Significantly, those delaying benefits won’t lose out on the benefits of this year’s big COLA. As Social Security expert Larry Kotlikoff explains here, each year’s COLA boosts a recipient’s “primary insurance amount” (that is, what they’d receive if they claimed benefits at full retirement age). Then, when they do claim benefits, the higher, COLA-fattened primary insurance amount is multiplied by the delayed retirement credit.
Another key number announced today is the earned income limit for semi-retirees who haven’t yet reached full retirement age, but have already claimed Social Security retirement benefits. You can claim reduced benefits at age 62, even though full retirement age is 66 for those born from 1943 to 1954, and rises two months a year until it hits 67 for those born in 1960 or later. Those born in 1960 who claim benefits at age 62 (meaning this year), take a 30% cut to their primary insurance amount.
The earnings limit may be particularly significant this year; the labor force participation rate of older workers fell early in the Covid-19 pandemic, but more “retirees” have been returning to work recently as a result of inflation, economic worries and (they say in surveys), a desire to have something to do. (The earnings limit applies only to earnings from work—wages and net earnings form self-employment—not to what you might earn from investments or a private pension.)
In 2023, most of those receiving Social Security early will be docked $1 in benefits for every $2 in earnings above $21,240 a year or $1,770 a month. That’s up from $19,560 ($1,630 a month) in 2022. Those who actually reach full retirement age in 2023 have a more generous earnings limit: they will be able to earn up to $56,520 in the months before they reach full retirement age and will only lose $1 in benefits for each $3 earned above the limit. That’s up from $51,960 in 2022.
Note that this “loss” in benefits for earning too much is usually only a temporary one, because Social Security recalculates your benefits when you reach full retirement age to account for any benefits you lost before that magic date.
While hailing the COLA increase, Mary Johnson, a policy analyst at The Senior Citizens League, pointed out the higher benefits could move forward the date at which the Social Security Old Age and Survivors’ Trust Fund is exhausted—now estimated at 2034. At that point, the Social Security Trustees figure, the annual tax revenue coming into the program will be enough to pay only 77% of benefits, meaning some sort of fix is needed before then.
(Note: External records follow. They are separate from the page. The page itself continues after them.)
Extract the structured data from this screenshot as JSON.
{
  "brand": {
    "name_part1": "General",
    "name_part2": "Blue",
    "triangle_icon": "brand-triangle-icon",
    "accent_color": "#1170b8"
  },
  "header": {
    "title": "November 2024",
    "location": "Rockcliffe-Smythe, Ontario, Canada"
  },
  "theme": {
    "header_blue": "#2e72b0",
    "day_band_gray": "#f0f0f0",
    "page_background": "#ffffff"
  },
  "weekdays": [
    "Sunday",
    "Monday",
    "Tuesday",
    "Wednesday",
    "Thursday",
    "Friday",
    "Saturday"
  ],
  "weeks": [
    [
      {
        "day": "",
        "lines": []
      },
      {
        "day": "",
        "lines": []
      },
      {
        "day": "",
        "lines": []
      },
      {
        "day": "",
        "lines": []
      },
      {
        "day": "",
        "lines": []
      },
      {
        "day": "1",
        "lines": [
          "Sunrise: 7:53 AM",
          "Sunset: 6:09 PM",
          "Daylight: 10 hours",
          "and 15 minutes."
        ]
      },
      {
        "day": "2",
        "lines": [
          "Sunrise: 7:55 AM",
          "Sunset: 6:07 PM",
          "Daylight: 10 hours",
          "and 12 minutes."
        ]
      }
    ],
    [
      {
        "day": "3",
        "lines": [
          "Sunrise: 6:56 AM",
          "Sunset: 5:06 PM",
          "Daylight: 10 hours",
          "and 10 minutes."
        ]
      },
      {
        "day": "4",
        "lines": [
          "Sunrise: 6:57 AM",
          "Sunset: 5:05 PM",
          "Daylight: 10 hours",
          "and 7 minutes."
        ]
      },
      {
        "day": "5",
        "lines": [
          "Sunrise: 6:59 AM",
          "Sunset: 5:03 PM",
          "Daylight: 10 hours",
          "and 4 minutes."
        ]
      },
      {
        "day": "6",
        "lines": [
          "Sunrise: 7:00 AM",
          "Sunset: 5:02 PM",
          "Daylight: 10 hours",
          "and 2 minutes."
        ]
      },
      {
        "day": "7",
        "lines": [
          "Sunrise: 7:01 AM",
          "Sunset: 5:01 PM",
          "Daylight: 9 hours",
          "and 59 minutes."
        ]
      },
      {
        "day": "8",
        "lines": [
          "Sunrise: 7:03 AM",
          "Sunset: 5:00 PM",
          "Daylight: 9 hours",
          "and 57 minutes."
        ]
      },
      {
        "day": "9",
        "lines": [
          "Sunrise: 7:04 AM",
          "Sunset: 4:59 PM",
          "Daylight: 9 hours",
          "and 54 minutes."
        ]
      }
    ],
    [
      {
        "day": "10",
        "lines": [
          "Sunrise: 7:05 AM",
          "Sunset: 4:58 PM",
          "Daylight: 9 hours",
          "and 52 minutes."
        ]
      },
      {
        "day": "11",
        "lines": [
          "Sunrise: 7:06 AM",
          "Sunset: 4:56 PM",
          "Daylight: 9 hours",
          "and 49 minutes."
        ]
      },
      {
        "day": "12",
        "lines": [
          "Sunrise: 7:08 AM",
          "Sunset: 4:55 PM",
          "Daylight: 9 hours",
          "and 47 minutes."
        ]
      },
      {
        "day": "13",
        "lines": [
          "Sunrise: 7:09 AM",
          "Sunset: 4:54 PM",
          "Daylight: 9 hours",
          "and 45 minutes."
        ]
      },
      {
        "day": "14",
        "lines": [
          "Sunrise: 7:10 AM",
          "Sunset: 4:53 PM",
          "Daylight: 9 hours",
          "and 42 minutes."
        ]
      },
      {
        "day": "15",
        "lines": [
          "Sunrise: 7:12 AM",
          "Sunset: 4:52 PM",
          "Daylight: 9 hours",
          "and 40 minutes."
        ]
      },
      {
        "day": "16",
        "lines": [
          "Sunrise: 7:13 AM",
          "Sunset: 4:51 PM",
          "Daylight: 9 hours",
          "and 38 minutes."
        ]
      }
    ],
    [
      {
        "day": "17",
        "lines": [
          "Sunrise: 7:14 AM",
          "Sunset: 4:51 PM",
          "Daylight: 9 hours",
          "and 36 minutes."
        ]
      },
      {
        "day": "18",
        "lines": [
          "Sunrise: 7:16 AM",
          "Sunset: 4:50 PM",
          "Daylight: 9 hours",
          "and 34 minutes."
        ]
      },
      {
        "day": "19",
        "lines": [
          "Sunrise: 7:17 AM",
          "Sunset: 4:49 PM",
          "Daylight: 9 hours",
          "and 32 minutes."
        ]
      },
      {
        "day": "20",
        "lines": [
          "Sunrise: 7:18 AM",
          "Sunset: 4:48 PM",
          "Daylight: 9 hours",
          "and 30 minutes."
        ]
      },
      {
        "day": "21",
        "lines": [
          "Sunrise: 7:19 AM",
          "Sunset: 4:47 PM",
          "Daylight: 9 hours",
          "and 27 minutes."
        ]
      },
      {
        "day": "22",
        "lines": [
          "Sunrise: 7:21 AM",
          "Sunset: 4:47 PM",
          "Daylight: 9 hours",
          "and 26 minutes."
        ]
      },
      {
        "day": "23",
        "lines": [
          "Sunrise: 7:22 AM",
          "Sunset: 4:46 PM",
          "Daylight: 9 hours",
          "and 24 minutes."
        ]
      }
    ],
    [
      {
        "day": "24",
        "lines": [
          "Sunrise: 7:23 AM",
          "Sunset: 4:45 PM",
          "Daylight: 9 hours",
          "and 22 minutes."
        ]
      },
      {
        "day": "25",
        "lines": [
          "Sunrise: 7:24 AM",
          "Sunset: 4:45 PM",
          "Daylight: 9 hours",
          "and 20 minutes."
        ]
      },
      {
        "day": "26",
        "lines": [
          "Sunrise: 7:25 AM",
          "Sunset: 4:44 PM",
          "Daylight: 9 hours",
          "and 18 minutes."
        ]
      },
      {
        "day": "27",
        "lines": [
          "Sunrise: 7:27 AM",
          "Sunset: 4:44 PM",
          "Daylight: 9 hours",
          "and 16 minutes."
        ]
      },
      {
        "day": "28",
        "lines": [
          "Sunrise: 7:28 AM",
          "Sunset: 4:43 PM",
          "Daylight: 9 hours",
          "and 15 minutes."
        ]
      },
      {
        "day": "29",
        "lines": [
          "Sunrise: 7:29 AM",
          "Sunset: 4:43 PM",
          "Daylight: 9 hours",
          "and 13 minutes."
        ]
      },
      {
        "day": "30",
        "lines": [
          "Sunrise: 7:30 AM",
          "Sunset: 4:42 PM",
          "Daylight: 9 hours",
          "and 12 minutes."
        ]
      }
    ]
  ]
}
If unemployment spikes during a recession, that could also worsen the Trust Fund outlook, she noted.
Automatic Social Security COLAs have been in place since 1975, when Congress decided to take itself—and the politics of the day—out of the keenly awaited adjustment. As the chart below shows, the 2023 increase will be the fourth largest since then.